    Birth Defects Research Part B Developmental and Reproductive Toxicology 02/2015; DOI:10.1002/bdrb.21135 · 1.17 Impact Factor
  • [Show abstract] [Hide abstract]
    ABSTRACT: An increased intake of Zinc (Zn) may reduce the risk of degenerative diseases but may prove to be toxic if taken in excess. This study aimed to investigate whether Zinc carnosine supplement can improve Zn status, genome stability events and Zn transporter gene expression in an elderly (65-85y) South Australian cohort with low plasma Zn levels.

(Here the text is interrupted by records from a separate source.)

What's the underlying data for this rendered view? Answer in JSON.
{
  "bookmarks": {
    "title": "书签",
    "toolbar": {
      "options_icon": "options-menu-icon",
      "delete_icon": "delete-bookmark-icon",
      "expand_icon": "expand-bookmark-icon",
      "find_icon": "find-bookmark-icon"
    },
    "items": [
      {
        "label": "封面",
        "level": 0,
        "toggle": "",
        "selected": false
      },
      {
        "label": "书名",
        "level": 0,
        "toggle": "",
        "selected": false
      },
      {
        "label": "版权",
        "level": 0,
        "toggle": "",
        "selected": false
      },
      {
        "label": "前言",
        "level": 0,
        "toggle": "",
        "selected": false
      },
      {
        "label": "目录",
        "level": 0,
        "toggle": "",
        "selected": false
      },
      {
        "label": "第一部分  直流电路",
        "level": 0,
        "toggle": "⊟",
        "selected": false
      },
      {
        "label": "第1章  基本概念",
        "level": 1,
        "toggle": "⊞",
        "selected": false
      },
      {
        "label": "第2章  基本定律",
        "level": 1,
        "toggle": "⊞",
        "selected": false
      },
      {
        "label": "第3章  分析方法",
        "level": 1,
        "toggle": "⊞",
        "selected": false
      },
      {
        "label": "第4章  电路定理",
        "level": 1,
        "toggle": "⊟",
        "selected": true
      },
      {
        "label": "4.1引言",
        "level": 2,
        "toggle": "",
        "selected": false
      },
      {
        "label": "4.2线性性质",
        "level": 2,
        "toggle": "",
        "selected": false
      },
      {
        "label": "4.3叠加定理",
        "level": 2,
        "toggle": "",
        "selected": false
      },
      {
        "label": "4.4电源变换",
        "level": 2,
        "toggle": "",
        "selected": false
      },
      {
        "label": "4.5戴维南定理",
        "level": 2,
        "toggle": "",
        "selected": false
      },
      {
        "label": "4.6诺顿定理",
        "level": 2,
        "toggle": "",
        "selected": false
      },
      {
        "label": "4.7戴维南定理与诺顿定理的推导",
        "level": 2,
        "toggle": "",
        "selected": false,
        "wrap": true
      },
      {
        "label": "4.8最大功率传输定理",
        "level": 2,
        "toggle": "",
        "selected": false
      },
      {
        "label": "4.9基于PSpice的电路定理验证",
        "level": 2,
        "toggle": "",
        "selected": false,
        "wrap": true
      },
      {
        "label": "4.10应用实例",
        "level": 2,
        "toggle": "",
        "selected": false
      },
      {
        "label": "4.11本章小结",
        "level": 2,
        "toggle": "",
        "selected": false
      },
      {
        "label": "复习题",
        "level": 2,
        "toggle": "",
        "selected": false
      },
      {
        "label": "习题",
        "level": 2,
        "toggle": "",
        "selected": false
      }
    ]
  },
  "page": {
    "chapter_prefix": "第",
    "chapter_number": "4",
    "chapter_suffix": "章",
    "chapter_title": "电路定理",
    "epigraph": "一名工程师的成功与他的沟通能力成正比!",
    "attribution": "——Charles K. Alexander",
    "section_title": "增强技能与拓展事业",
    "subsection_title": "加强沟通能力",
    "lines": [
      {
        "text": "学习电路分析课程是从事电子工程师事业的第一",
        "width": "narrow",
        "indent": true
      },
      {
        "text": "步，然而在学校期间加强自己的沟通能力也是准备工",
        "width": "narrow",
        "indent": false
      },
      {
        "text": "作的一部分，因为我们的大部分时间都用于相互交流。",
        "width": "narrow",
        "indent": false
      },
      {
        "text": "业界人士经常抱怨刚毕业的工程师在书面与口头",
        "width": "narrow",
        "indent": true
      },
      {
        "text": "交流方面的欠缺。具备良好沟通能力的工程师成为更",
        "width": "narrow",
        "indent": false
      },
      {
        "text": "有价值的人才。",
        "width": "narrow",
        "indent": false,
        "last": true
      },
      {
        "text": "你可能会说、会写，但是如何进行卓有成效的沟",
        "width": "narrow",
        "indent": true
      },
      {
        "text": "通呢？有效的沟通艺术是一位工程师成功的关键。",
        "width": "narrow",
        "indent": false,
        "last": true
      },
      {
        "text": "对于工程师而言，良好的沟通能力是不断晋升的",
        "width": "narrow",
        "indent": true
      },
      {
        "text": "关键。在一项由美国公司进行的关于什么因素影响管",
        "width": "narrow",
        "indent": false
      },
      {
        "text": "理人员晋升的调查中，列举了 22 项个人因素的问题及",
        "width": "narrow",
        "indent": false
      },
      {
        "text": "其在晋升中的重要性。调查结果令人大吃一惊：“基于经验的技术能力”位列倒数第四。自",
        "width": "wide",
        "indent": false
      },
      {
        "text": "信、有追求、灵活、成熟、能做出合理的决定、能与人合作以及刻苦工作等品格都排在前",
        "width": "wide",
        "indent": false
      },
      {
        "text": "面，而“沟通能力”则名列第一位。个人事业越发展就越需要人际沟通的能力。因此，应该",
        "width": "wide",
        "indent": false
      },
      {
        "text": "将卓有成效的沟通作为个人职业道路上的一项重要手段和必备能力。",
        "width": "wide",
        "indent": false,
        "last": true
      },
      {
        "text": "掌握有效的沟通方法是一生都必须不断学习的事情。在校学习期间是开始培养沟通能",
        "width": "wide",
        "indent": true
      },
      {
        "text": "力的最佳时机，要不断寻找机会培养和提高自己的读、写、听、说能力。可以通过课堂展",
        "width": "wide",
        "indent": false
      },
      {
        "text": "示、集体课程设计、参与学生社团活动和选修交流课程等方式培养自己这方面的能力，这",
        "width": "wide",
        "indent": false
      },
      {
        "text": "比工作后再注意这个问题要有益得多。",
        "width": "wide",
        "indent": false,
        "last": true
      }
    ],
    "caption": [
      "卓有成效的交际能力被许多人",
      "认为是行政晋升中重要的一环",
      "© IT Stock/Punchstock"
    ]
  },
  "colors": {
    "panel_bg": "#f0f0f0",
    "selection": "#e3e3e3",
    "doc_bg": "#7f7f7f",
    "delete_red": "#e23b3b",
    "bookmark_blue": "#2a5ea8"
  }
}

A 12 week placebo-controlled intervention trial was performed with 84 volunteers completing the study, (Placebo, n = 42) and (Zn group, n = 42). Plasma Zn was significantly increased (p<0.05) by 5.69% in the Zn supplemented group after 12 weeks. A significant (p<0.05) decrease in the micronucleus frequency (-24.18%) was observed for the Zn supplemented cohort relative to baseline compared to the placebo group. Reductions of -7.09% for tail moment and -8.76% for tail intensity were observed for the Zn group (relative to baseline) (p<0.05). Telomere base damage was found to be also significantly decreased in the Zn group (p<0.05). Both MT1A and ZIP1 expression showed a significant increase in the Zn supplemented group (p<0.05). Zn supplementation may have a beneficial effect in an elderly population with low Zn levels by improving Zn status, antioxidant profile and lowering DNA damage. This article is protected by copyright. All rights reserved. This article is protected by copyright. All rights reserved.
    Molecular Nutrition & Food Research 03/2015; DOI:10.1002/mnfr.201400784 · 4.91 Impact Factor


Available from